Jeffrey Dawson (RSPB Centre for Conservation Science, Royal Society for the Protection of Birds, Sandy, United Kingdom) and colleagues have published in the journal Conservation Biology on prioritizing islands in the United Kingdom Overseas Territories for the eradication of invasive vertebrates.  Gough Island (World Heritage home of the ACAP-listed and Critically Endangered Tristan Albatross Diomedea dabbenena attacked by introduced House Mice Mus musculus) scores as the highest priority of over 2000 islands in 11 separate territories.

Three other islands supporting ACAP-listed species fall within the top 25 prioritized islands for alien vertebrate eradications: the main island of Tristan da Cunha (6th), South Georgia (Islas Georgias del Sur)* (11th) and New Island, Falkland Islands (Islas Malvinas)* (16th).

The paper’s abstract follows:

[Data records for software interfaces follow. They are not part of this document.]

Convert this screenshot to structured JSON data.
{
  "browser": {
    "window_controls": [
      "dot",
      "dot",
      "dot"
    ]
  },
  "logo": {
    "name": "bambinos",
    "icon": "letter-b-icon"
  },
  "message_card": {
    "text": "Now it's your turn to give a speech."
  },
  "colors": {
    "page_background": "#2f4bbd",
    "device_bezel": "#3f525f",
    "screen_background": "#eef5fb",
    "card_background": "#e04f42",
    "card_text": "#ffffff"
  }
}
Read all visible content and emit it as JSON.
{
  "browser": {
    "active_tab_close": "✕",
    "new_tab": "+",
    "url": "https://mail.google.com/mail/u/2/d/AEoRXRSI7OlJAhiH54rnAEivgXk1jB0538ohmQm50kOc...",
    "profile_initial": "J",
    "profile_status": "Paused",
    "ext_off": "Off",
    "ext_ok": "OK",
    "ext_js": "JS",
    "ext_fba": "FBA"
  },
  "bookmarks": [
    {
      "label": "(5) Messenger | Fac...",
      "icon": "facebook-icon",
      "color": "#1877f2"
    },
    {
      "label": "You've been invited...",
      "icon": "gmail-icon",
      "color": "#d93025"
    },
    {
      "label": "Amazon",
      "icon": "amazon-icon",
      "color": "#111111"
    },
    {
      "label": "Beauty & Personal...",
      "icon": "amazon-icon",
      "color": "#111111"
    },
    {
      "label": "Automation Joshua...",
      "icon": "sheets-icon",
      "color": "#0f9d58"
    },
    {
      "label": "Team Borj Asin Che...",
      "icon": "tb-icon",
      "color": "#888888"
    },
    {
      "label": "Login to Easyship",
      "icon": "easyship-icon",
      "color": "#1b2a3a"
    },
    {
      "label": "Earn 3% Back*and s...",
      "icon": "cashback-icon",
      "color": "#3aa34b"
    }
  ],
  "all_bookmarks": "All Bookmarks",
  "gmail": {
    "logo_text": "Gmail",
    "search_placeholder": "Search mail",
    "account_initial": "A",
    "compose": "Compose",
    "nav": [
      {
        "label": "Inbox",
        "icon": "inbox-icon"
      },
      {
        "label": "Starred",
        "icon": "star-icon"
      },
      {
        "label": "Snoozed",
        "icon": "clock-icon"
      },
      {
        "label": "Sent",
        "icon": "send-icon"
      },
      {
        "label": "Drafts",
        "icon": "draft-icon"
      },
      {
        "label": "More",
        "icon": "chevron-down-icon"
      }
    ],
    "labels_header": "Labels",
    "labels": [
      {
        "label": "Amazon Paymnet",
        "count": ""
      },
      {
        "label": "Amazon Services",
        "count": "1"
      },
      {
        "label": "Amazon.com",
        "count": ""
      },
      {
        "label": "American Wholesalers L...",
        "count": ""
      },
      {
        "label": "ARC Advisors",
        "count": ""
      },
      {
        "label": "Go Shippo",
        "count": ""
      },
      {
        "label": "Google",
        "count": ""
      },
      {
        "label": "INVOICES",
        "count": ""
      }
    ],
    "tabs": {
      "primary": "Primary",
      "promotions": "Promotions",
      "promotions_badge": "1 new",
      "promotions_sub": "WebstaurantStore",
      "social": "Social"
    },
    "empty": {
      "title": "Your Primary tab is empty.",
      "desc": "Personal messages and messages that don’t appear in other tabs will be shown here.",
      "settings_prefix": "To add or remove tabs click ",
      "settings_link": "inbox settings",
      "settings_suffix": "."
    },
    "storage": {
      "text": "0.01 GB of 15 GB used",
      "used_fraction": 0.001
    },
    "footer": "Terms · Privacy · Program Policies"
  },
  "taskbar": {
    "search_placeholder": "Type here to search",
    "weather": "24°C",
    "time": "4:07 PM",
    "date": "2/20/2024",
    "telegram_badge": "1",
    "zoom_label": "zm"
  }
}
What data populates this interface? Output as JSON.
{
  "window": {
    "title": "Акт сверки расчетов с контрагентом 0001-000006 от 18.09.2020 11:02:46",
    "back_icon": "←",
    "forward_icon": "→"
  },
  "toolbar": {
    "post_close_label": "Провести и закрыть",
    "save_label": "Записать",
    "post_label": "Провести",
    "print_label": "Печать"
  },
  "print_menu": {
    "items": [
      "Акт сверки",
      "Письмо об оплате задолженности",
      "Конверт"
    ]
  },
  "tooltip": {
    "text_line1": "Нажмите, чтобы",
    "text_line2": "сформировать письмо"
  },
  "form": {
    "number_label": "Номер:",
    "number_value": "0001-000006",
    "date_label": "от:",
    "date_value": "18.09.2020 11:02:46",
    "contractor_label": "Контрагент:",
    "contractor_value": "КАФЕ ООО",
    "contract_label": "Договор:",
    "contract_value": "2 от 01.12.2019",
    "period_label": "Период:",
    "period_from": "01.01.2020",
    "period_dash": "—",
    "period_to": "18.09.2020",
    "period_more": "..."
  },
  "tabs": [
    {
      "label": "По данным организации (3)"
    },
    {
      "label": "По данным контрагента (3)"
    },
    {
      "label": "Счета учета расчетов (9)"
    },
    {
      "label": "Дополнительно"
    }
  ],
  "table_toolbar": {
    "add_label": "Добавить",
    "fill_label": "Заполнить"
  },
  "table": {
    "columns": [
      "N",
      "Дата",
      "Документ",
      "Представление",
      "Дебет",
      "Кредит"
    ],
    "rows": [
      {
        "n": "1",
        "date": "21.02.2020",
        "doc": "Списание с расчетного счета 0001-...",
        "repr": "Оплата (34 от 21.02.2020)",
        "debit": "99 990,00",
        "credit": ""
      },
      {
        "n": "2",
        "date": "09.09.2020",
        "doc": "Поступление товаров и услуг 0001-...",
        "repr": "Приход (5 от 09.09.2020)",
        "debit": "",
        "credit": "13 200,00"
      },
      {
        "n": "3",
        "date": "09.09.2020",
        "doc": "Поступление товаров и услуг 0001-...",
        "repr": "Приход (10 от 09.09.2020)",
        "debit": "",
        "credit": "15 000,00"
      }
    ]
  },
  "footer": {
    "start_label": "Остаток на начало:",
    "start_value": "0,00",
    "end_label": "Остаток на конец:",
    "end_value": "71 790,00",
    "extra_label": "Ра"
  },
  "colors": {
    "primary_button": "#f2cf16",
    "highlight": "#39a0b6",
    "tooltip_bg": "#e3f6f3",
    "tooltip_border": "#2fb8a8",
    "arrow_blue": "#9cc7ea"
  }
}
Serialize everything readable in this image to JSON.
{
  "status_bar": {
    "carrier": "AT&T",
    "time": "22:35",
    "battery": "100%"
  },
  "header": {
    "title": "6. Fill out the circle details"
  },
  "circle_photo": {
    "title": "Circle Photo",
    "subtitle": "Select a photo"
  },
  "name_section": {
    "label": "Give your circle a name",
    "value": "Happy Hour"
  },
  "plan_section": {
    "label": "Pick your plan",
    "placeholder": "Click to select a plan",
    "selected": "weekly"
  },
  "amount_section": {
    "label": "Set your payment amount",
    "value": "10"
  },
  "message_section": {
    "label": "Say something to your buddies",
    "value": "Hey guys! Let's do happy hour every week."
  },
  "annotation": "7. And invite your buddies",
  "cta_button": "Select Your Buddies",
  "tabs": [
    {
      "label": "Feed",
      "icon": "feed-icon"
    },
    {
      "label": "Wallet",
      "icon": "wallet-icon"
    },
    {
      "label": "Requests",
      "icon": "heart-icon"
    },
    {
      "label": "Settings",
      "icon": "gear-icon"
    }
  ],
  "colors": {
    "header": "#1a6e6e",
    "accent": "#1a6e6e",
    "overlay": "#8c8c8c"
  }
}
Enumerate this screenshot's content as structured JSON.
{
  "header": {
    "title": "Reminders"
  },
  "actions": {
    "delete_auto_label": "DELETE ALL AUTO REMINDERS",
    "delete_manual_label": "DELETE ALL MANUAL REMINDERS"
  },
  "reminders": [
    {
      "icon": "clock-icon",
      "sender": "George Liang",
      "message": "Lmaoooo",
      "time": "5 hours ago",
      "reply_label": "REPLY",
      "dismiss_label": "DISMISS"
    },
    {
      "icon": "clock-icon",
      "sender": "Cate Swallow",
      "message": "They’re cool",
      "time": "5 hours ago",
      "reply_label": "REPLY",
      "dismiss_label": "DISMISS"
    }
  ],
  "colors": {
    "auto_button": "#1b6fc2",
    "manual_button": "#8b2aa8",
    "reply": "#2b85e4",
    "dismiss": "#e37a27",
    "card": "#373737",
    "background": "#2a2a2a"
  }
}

“Invasive alien species are one of the primary threats to native biodiversity on islands worldwide.  Consequently, eradicating invasive species from islands has become a mainstream conservation practice.  Deciding which islands have the highest priority for eradication is of strategic importance to allocate limited resources to achieve maximum conservation benefit.  Previous island prioritizations focused either on a narrow set of native species or on a small geographic area.  We devised a prioritization approach that incorporates all threatened native terrestrial vertebrates and all invasive terrestrial vertebrates occurring on 11 U.K. overseas territories, which comprise over 2000 islands ranging from the sub-Antarctic to the tropics.  Our approach includes eradication feasibility and distinguishes between the potential and realistic conservation value of an eradication, which reflects the benefit that would accrue following eradication of either all invasive species or only those species for which eradication techniques currently exist.  We identified the top 25 priority islands for invasive species eradication that together would benefit extant populations of 155 native species including 45 globally threatened species.  The 5 most valuable islands included the 2 World Heritage islands Gough (South Atlantic) and Henderson (South Pacific) that feature unique seabird colonies, and Anegada, Little Cayman, and Guana Island in the Caribbean that feature a unique reptile fauna.  This prioritization can be rapidly repeated if new information or techniques become available, and the approach could be replicated elsewhere in the world.”

A female Tristan Albatross on its Gough nest, photograph by John Cooper

Reference:

Dawson, J., Oppel, S., Cuthbert, R.J., Holmes, N., Bird, J.P., Butchart, S.H.M., Spatz, D.R. & Tershy, B. 2014.  Prioritizing islands for the eradication of invasive vertebrates in the United Kingdom Overseas Territories.  Conservation Biology DOI: 10.1111/cobi.12347.

Click here and here for two popular articles on the published paper.

John Cooper, ACAP Information Officer, 14 September 2014